BEGIN LISTED RECORDS

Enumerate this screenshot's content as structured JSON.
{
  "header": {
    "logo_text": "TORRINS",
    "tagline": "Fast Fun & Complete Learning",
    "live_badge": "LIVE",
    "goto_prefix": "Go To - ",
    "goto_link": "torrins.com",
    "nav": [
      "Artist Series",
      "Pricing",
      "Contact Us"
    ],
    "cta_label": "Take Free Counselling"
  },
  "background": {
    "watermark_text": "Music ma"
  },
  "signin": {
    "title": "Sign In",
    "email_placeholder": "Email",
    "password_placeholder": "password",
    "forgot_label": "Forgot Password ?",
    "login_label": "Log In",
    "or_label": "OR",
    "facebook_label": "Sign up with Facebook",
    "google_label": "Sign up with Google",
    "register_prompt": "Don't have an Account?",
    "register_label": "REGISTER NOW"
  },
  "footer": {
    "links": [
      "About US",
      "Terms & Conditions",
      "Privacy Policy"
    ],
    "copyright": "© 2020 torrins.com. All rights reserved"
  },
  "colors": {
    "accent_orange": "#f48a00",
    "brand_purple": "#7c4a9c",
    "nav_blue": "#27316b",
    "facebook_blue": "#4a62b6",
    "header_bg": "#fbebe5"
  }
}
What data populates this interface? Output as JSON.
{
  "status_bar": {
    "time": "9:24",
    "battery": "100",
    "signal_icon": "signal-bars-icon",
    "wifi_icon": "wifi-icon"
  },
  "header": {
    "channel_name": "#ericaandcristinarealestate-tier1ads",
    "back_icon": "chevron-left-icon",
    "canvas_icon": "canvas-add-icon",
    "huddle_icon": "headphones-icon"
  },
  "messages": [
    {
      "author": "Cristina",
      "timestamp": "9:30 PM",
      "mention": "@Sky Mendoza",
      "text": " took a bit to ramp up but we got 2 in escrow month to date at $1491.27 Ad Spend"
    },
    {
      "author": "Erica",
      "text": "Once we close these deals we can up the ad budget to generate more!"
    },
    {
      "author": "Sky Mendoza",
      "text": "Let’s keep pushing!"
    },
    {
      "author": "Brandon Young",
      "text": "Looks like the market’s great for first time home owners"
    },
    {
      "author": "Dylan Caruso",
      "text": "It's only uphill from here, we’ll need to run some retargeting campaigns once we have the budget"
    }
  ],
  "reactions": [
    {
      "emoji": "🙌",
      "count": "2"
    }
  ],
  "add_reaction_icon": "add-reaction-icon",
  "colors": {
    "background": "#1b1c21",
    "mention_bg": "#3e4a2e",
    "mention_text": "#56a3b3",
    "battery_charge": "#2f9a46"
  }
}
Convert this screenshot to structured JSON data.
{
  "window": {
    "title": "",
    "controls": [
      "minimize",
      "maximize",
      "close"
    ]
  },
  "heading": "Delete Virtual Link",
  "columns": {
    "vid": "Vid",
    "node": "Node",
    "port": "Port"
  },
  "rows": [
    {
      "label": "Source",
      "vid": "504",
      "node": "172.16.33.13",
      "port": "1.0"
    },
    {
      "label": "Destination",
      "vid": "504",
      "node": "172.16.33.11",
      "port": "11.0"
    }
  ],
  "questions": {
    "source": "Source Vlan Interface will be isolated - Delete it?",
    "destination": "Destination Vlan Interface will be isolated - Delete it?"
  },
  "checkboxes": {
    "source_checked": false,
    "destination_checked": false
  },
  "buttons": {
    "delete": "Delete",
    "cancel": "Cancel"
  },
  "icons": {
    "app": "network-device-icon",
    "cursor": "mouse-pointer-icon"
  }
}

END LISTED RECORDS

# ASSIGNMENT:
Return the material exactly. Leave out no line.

# EXPECTED ANSWER:
Enumerate this screenshot's content as structured JSON.
{
  "header": {
    "logo_text": "TORRINS",
    "tagline": "Fast Fun & Complete Learning",
    "live_badge": "LIVE",
    "goto_prefix": "Go To - ",
    "goto_link": "torrins.com",
    "nav": [
      "Artist Series",
      "Pricing",
      "Contact Us"
    ],
    "cta_label": "Take Free Counselling"
  },
  "background": {
    "watermark_text": "Music ma"
  },
  "signin": {
    "title": "Sign In",
    "email_placeholder": "Email",
    "password_placeholder": "password",
    "forgot_label": "Forgot Password ?",
    "login_label": "Log In",
    "or_label": "OR",
    "facebook_label": "Sign up with Facebook",
    "google_label": "Sign up with Google",
    "register_prompt": "Don't have an Account?",
    "register_label": "REGISTER NOW"
  },
  "footer": {
    "links": [
      "About US",
      "Terms & Conditions",
      "Privacy Policy"
    ],
    "copyright": "© 2020 torrins.com. All rights reserved"
  },
  "colors": {
    "accent_orange": "#f48a00",
    "brand_purple": "#7c4a9c",
    "nav_blue": "#27316b",
    "facebook_blue": "#4a62b6",
    "header_bg": "#fbebe5"
  }
}
What data populates this interface? Output as JSON.
{
  "status_bar": {
    "time": "9:24",
    "battery": "100",
    "signal_icon": "signal-bars-icon",
    "wifi_icon": "wifi-icon"
  },
  "header": {
    "channel_name": "#ericaandcristinarealestate-tier1ads",
    "back_icon": "chevron-left-icon",
    "canvas_icon": "canvas-add-icon",
    "huddle_icon": "headphones-icon"
  },
  "messages": [
    {
      "author": "Cristina",
      "timestamp": "9:30 PM",
      "mention": "@Sky Mendoza",
      "text": " took a bit to ramp up but we got 2 in escrow month to date at $1491.27 Ad Spend"
    },
    {
      "author": "Erica",
      "text": "Once we close these deals we can up the ad budget to generate more!"
    },
    {
      "author": "Sky Mendoza",
      "text": "Let’s keep pushing!"
    },
    {
      "author": "Brandon Young",
      "text": "Looks like the market’s great for first time home owners"
    },
    {
      "author": "Dylan Caruso",
      "text": "It's only uphill from here, we’ll need to run some retargeting campaigns once we have the budget"
    }
  ],
  "reactions": [
    {
      "emoji": "🙌",
      "count": "2"
    }
  ],
  "add_reaction_icon": "add-reaction-icon",
  "colors": {
    "background": "#1b1c21",
    "mention_bg": "#3e4a2e",
    "mention_text": "#56a3b3",
    "battery_charge": "#2f9a46"
  }
}
Convert this screenshot to structured JSON data.
{
  "window": {
    "title": "",
    "controls": [
      "minimize",
      "maximize",
      "close"
    ]
  },
  "heading": "Delete Virtual Link",
  "columns": {
    "vid": "Vid",
    "node": "Node",
    "port": "Port"
  },
  "rows": [
    {
      "label": "Source",
      "vid": "504",
      "node": "172.16.33.13",
      "port": "1.0"
    },
    {
      "label": "Destination",
      "vid": "504",
      "node": "172.16.33.11",
      "port": "11.0"
    }
  ],
  "questions": {
    "source": "Source Vlan Interface will be isolated - Delete it?",
    "destination": "Destination Vlan Interface will be isolated - Delete it?"
  },
  "checkboxes": {
    "source_checked": false,
    "destination_checked": false
  },
  "buttons": {
    "delete": "Delete",
    "cancel": "Cancel"
  },
  "icons": {
    "app": "network-device-icon",
    "cursor": "mouse-pointer-icon"
  }
}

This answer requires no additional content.